11 May 2009

Different Take on The Iran Thing

Adrian Hamilton from the Independant has a different take on Israels fixation with Iran. He believes that Israel is using Iran to stall any Middle East peace plan or process. I think he is partly right, as Israel has made recent attempts to force Obama to link any Palestinian negotiations with US progress on Iran. So far Israel has not been successful in forcing the US to accept this strategy as I belive the US can see thoguht this stall tactic. His opinion below:

Israel is just using Iran to stall progress on the Middle East

Iran obsesses Israel. Talk to any Israeli, listen to any speech by an Israeli politician, examine the security policy being developed by the new government of Benyamin Netanyahu and Iran is always there – a looming menace threatening the country with nuclear attack and driving on its surrogates Hamas and Hizbollah to harry the Jewish state

With the fall of Saddam Hussein, it has needed an enemy formidable enough to justify its continued retention of secret nuclear weapons and its claim that security must override all other considerations in its policy towards its neighbours, the more so now the US is moving towards direct talks with Iran, and putting pressure on the new Israeli government to enter substantive talks with the Palestinians.

Indeed, in his visit to Washington this week, the Israeli President, Shimon Peres, very specifically used Iran as the counter to those pressures. Yes, said Peres, preparing the way for the visit of Netanyahu later this month, we will talk to the Palestinians but you will have to help neutralise Iran in exchange. As a "grand bargain" it is a clever piece of politics. As an actual way forward, President Obama would be wrong even to consider it. Wrapping up Iran and Palestine in this way would only make a solution to either that much more difficult.

Even if you do suspect Iran of the worst of intentions in developing nuclear technology – and it vehemently denies any wish to produce nuclear weapons – its motivations seem far more driven by its fear of military attack by the US and encirclement by hostile Sunni Arab nations >(George Bush gave it plenty of cause to worry on both counts) than any ambition to assault Israel.

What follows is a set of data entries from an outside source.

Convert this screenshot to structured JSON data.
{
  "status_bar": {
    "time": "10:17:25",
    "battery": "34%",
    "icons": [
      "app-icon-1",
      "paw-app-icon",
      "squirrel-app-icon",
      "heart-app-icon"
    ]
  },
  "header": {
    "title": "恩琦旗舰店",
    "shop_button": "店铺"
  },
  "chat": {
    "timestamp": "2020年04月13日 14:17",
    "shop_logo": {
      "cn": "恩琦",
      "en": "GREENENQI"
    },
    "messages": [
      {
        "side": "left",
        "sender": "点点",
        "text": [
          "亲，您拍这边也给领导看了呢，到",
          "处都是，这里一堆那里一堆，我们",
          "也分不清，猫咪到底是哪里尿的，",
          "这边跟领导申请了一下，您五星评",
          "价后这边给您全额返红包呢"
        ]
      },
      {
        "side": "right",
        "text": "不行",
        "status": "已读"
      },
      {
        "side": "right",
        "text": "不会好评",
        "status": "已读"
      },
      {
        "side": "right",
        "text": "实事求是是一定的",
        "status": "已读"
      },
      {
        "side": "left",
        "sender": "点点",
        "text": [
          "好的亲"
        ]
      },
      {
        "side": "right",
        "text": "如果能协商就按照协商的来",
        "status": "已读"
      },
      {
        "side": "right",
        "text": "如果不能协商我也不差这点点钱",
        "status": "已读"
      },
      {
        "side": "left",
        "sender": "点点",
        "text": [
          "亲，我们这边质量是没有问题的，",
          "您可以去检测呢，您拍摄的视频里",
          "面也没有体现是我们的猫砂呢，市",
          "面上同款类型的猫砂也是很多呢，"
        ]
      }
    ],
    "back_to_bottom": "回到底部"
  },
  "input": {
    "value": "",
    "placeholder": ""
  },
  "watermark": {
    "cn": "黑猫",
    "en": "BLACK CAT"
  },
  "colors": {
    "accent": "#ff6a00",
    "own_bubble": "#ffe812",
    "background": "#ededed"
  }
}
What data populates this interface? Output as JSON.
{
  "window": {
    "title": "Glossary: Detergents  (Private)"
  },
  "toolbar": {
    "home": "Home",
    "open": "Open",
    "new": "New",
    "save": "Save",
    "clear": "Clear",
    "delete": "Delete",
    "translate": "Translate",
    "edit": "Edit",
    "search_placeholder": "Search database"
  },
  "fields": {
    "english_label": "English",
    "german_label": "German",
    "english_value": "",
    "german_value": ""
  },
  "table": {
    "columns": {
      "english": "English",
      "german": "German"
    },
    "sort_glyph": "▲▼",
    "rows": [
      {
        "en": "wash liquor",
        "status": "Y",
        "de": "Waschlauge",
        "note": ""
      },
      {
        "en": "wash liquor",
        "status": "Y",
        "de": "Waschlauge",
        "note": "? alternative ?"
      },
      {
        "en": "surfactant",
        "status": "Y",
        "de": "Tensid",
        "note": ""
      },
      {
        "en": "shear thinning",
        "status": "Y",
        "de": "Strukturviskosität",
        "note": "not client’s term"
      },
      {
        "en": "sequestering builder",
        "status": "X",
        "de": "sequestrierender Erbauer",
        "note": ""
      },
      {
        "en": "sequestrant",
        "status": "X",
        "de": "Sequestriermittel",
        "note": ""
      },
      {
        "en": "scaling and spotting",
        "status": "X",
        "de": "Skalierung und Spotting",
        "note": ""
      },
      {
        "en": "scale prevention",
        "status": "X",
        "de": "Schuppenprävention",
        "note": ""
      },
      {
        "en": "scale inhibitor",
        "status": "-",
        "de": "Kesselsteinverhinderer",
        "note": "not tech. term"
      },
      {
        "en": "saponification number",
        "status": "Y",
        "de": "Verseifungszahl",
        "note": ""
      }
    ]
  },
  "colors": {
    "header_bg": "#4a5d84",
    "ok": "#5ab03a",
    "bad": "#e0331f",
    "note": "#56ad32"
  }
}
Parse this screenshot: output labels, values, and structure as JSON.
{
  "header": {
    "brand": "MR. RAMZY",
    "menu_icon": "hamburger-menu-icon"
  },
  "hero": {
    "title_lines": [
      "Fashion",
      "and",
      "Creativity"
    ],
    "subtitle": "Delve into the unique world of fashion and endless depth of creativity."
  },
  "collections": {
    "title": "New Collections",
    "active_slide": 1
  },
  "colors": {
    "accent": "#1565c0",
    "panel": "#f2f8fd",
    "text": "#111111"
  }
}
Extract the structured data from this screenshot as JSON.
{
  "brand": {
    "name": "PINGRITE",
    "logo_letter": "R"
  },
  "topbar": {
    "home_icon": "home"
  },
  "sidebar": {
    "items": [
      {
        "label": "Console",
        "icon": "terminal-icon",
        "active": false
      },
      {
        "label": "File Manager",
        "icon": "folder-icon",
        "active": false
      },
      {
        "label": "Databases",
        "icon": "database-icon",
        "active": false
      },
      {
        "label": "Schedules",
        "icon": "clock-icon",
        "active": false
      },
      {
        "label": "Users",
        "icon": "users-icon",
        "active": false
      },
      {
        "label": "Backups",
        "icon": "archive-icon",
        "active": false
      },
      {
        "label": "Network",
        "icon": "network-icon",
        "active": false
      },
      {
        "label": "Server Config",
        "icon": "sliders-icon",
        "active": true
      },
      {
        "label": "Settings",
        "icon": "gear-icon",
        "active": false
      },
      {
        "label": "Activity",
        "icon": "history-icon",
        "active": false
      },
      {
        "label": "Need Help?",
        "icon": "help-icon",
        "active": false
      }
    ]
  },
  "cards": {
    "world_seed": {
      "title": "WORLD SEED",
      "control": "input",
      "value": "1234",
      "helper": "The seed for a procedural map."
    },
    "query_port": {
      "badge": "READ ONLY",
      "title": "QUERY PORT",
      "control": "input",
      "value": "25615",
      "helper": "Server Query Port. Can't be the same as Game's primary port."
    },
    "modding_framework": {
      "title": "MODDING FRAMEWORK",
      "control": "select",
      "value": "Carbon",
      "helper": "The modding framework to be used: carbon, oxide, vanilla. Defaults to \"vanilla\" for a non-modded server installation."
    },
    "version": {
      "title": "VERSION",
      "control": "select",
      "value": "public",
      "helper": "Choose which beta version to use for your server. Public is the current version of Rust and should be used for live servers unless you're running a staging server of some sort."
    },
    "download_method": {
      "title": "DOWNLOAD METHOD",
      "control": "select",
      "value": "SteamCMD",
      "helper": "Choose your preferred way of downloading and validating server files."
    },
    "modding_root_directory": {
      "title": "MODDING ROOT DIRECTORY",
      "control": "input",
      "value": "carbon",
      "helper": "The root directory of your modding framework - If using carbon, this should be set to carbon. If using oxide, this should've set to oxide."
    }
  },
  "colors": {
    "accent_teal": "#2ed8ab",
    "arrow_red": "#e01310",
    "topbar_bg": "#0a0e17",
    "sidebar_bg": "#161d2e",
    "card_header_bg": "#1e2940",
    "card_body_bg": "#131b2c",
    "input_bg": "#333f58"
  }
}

Ahmadinejad certainly finds it useful to ramp up the anti-Zionist rhetoric as a means of proclaiming Iran's Islamic credentials in the Arab street.

But Israel is not its primary concern, or target, and never has been, even under Ayatollah Khomeini, while to accuse Hamas and Hizbollah of being just proxies for Tehran is completely to misunderstand the nature of these groups and create a convenient excuse for not coming to terms with them. If Obama and the West are to engage with Iran, they will have to do so on its own terms. Entangling the issue with Israel's demands will simply prove counter-productive.

Nor is the association very helpful in dealing with the Palestinian issue. At the moment, America and Israel are on a collision course. Netanyahu's government has drawn back from the concept of a two-state solution and shows no sign of changing tack on settlement building or any other of the contentious issues. Obama's administration on the other hand is insisting that Israel should stop settlement expansion and pursue talks with the aim of setting up a separate Palestinian state.

There was nothing in Shimon Peres's speech this week to the American-Israel Public Affairs Committee that suggested Netanyahu's government was ready to make any great concessions to the Palestinians. But then there was nothing in Vice-President Joe Biden's address to the same assembly to indicate that the US administration is prepared to pull back on its demand for an end to settlements and the two-state solution. Throwing Iran into the mix is not going to help. It merely confuses the issue to Netanyahu's benefit.

If nuclear proliferation in the Middle East really is Israel's primary concern, perhaps it can take a leaf out of Obama's book and offer to put its own nuclear arsenal into the discussion. It would certainly put the ball back in Iran's court if it did. source